Word for word, reproduce each of the entries.

————————

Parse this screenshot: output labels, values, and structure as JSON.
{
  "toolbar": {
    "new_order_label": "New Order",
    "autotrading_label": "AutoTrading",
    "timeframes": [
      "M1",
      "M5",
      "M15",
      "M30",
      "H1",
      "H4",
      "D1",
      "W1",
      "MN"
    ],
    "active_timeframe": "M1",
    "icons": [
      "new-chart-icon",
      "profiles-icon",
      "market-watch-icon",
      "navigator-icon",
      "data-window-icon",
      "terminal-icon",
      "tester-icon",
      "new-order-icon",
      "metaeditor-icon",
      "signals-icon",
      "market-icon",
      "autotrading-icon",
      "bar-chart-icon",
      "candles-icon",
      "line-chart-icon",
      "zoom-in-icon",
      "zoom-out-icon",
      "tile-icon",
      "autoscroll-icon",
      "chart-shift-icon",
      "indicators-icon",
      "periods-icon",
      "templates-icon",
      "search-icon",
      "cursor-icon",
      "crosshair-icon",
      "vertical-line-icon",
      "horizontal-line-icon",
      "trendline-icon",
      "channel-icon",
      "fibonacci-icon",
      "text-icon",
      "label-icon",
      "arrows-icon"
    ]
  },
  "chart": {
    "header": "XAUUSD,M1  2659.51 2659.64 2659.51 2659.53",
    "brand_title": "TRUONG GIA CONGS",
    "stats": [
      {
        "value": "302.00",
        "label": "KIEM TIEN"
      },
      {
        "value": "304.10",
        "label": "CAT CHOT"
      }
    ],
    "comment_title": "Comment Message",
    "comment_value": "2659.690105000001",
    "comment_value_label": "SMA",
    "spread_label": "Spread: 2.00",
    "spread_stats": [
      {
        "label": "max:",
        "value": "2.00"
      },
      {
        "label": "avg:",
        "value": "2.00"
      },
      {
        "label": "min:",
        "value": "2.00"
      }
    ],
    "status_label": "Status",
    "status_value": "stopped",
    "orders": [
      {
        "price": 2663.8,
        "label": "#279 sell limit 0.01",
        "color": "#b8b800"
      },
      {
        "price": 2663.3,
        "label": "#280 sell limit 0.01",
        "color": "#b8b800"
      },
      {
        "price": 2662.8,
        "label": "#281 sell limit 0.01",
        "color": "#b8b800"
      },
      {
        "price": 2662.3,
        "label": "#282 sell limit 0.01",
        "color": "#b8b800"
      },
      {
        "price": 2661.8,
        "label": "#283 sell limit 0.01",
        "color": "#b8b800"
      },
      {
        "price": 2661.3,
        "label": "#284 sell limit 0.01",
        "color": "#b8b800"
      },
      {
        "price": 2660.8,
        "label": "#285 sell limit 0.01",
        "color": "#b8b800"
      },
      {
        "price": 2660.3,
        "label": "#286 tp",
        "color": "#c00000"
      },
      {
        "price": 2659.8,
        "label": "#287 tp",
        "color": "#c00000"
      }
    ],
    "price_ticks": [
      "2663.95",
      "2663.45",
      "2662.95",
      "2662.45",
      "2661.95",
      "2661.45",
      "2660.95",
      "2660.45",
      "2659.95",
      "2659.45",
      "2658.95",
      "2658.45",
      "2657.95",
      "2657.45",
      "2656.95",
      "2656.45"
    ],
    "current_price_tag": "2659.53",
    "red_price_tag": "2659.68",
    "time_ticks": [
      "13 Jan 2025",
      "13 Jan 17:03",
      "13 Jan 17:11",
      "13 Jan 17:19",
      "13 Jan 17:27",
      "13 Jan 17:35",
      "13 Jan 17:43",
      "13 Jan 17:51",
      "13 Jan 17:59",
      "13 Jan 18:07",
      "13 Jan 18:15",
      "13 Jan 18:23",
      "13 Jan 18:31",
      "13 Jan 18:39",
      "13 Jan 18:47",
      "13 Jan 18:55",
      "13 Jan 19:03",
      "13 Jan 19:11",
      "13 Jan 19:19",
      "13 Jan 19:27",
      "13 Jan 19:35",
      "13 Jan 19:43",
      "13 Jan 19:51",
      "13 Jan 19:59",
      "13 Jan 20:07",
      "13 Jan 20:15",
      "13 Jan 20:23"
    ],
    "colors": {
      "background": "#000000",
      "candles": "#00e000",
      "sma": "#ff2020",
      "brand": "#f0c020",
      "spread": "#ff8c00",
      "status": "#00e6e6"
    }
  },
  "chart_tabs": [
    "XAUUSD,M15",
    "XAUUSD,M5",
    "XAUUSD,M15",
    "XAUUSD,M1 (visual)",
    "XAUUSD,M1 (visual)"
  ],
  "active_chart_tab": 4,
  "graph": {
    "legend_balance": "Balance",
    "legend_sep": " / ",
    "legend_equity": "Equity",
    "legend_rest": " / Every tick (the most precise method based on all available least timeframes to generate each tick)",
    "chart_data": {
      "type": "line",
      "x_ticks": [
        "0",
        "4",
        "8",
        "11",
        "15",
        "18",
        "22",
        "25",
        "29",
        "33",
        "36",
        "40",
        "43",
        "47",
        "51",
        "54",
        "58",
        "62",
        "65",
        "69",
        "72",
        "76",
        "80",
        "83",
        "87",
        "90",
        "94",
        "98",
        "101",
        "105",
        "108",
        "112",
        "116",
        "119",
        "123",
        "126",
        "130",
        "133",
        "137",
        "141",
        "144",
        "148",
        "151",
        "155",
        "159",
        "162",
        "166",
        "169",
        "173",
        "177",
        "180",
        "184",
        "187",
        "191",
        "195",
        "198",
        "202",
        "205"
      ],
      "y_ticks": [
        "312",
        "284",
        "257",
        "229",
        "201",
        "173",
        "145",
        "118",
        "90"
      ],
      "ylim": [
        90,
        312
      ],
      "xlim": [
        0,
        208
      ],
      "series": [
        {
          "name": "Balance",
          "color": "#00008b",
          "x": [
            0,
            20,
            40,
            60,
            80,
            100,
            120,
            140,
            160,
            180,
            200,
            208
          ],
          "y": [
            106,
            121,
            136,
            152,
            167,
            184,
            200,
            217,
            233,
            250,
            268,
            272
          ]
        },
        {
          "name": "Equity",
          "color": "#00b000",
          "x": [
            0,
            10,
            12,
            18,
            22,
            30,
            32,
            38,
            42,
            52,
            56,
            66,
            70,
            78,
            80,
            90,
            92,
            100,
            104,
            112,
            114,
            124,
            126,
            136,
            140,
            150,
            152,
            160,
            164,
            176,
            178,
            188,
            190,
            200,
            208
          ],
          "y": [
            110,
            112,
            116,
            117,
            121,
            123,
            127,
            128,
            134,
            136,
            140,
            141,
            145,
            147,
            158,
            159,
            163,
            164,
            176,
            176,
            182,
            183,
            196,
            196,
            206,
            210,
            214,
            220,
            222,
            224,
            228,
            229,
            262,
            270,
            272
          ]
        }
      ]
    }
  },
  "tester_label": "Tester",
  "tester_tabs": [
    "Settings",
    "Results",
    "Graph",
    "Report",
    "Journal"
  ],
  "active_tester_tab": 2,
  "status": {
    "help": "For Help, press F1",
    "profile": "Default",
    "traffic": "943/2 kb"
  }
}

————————

*REPLY*:
Parse this screenshot: output labels, values, and structure as JSON.
{
  "toolbar": {
    "new_order_label": "New Order",
    "autotrading_label": "AutoTrading",
    "timeframes": [
      "M1",
      "M5",
      "M15",
      "M30",
      "H1",
      "H4",
      "D1",
      "W1",
      "MN"
    ],
    "active_timeframe": "M1",
    "icons": [
      "new-chart-icon",
      "profiles-icon",
      "market-watch-icon",
      "navigator-icon",
      "data-window-icon",
      "terminal-icon",
      "tester-icon",
      "new-order-icon",
      "metaeditor-icon",
      "signals-icon",
      "market-icon",
      "autotrading-icon",
      "bar-chart-icon",
      "candles-icon",
      "line-chart-icon",
      "zoom-in-icon",
      "zoom-out-icon",
      "tile-icon",
      "autoscroll-icon",
      "chart-shift-icon",
      "indicators-icon",
      "periods-icon",
      "templates-icon",
      "search-icon",
      "cursor-icon",
      "crosshair-icon",
      "vertical-line-icon",
      "horizontal-line-icon",
      "trendline-icon",
      "channel-icon",
      "fibonacci-icon",
      "text-icon",
      "label-icon",
      "arrows-icon"
    ]
  },
  "chart": {
    "header": "XAUUSD,M1  2659.51 2659.64 2659.51 2659.53",
    "brand_title": "TRUONG GIA CONGS",
    "stats": [
      {
        "value": "302.00",
        "label": "KIEM TIEN"
      },
      {
        "value": "304.10",
        "label": "CAT CHOT"
      }
    ],
    "comment_title": "Comment Message",
    "comment_value": "2659.690105000001",
    "comment_value_label": "SMA",
    "spread_label": "Spread: 2.00",
    "spread_stats": [
      {
        "label": "max:",
        "value": "2.00"
      },
      {
        "label": "avg:",
        "value": "2.00"
      },
      {
        "label": "min:",
        "value": "2.00"
      }
    ],
    "status_label": "Status",
    "status_value": "stopped",
    "orders": [
      {
        "price": 2663.8,
        "label": "#279 sell limit 0.01",
        "color": "#b8b800"
      },
      {
        "price": 2663.3,
        "label": "#280 sell limit 0.01",
        "color": "#b8b800"
      },
      {
        "price": 2662.8,
        "label": "#281 sell limit 0.01",
        "color": "#b8b800"
      },
      {
        "price": 2662.3,
        "label": "#282 sell limit 0.01",
        "color": "#b8b800"
      },
      {
        "price": 2661.8,
        "label": "#283 sell limit 0.01",
        "color": "#b8b800"
      },
      {
        "price": 2661.3,
        "label": "#284 sell limit 0.01",
        "color": "#b8b800"
      },
      {
        "price": 2660.8,
        "label": "#285 sell limit 0.01",
        "color": "#b8b800"
      },
      {
        "price": 2660.3,
        "label": "#286 tp",
        "color": "#c00000"
      },
      {
        "price": 2659.8,
        "label": "#287 tp",
        "color": "#c00000"
      }
    ],
    "price_ticks": [
      "2663.95",
      "2663.45",
      "2662.95",
      "2662.45",
      "2661.95",
      "2661.45",
      "2660.95",
      "2660.45",
      "2659.95",
      "2659.45",
      "2658.95",
      "2658.45",
      "2657.95",
      "2657.45",
      "2656.95",
      "2656.45"
    ],
    "current_price_tag": "2659.53",
    "red_price_tag": "2659.68",
    "time_ticks": [
      "13 Jan 2025",
      "13 Jan 17:03",
      "13 Jan 17:11",
      "13 Jan 17:19",
      "13 Jan 17:27",
      "13 Jan 17:35",
      "13 Jan 17:43",
      "13 Jan 17:51",
      "13 Jan 17:59",
      "13 Jan 18:07",
      "13 Jan 18:15",
      "13 Jan 18:23",
      "13 Jan 18:31",
      "13 Jan 18:39",
      "13 Jan 18:47",
      "13 Jan 18:55",
      "13 Jan 19:03",
      "13 Jan 19:11",
      "13 Jan 19:19",
      "13 Jan 19:27",
      "13 Jan 19:35",
      "13 Jan 19:43",
      "13 Jan 19:51",
      "13 Jan 19:59",
      "13 Jan 20:07",
      "13 Jan 20:15",
      "13 Jan 20:23"
    ],
    "colors": {
      "background": "#000000",
      "candles": "#00e000",
      "sma": "#ff2020",
      "brand": "#f0c020",
      "spread": "#ff8c00",
      "status": "#00e6e6"
    }
  },
  "chart_tabs": [
    "XAUUSD,M15",
    "XAUUSD,M5",
    "XAUUSD,M15",
    "XAUUSD,M1 (visual)",
    "XAUUSD,M1 (visual)"
  ],
  "active_chart_tab": 4,
  "graph": {
    "legend_balance": "Balance",
    "legend_sep": " / ",
    "legend_equity": "Equity",
    "legend_rest": " / Every tick (the most precise method based on all available least timeframes to generate each tick)",
    "chart_data": {
      "type": "line",
      "x_ticks": [
        "0",
        "4",
        "8",
        "11",
        "15",
        "18",
        "22",
        "25",
        "29",
        "33",
        "36",
        "40",
        "43",
        "47",
        "51",
        "54",
        "58",
        "62",
        "65",
        "69",
        "72",
        "76",
        "80",
        "83",
        "87",
        "90",
        "94",
        "98",
        "101",
        "105",
        "108",
        "112",
        "116",
        "119",
        "123",
        "126",
        "130",
        "133",
        "137",
        "141",
        "144",
        "148",
        "151",
        "155",
        "159",
        "162",
        "166",
        "169",
        "173",
        "177",
        "180",
        "184",
        "187",
        "191",
        "195",
        "198",
        "202",
        "205"
      ],
      "y_ticks": [
        "312",
        "284",
        "257",
        "229",
        "201",
        "173",
        "145",
        "118",
        "90"
      ],
      "ylim": [
        90,
        312
      ],
      "xlim": [
        0,
        208
      ],
      "series": [
        {
          "name": "Balance",
          "color": "#00008b",
          "x": [
            0,
            20,
            40,
            60,
            80,
            100,
            120,
            140,
            160,
            180,
            200,
            208
          ],
          "y": [
            106,
            121,
            136,
            152,
            167,
            184,
            200,
            217,
            233,
            250,
            268,
            272
          ]
        },
        {
          "name": "Equity",
          "color": "#00b000",
          "x": [
            0,
            10,
            12,
            18,
            22,
            30,
            32,
            38,
            42,
            52,
            56,
            66,
            70,
            78,
            80,
            90,
            92,
            100,
            104,
            112,
            114,
            124,
            126,
            136,
            140,
            150,
            152,
            160,
            164,
            176,
            178,
            188,
            190,
            200,
            208
          ],
          "y": [
            110,
            112,
            116,
            117,
            121,
            123,
            127,
            128,
            134,
            136,
            140,
            141,
            145,
            147,
            158,
            159,
            163,
            164,
            176,
            176,
            182,
            183,
            196,
            196,
            206,
            210,
            214,
            220,
            222,
            224,
            228,
            229,
            262,
            270,
            272
          ]
        }
      ]
    }
  },
  "tester_label": "Tester",
  "tester_tabs": [
    "Settings",
    "Results",
    "Graph",
    "Report",
    "Journal"
  ],
  "active_tester_tab": 2,
  "status": {
    "help": "For Help, press F1",
    "profile": "Default",
    "traffic": "943/2 kb"
  }
}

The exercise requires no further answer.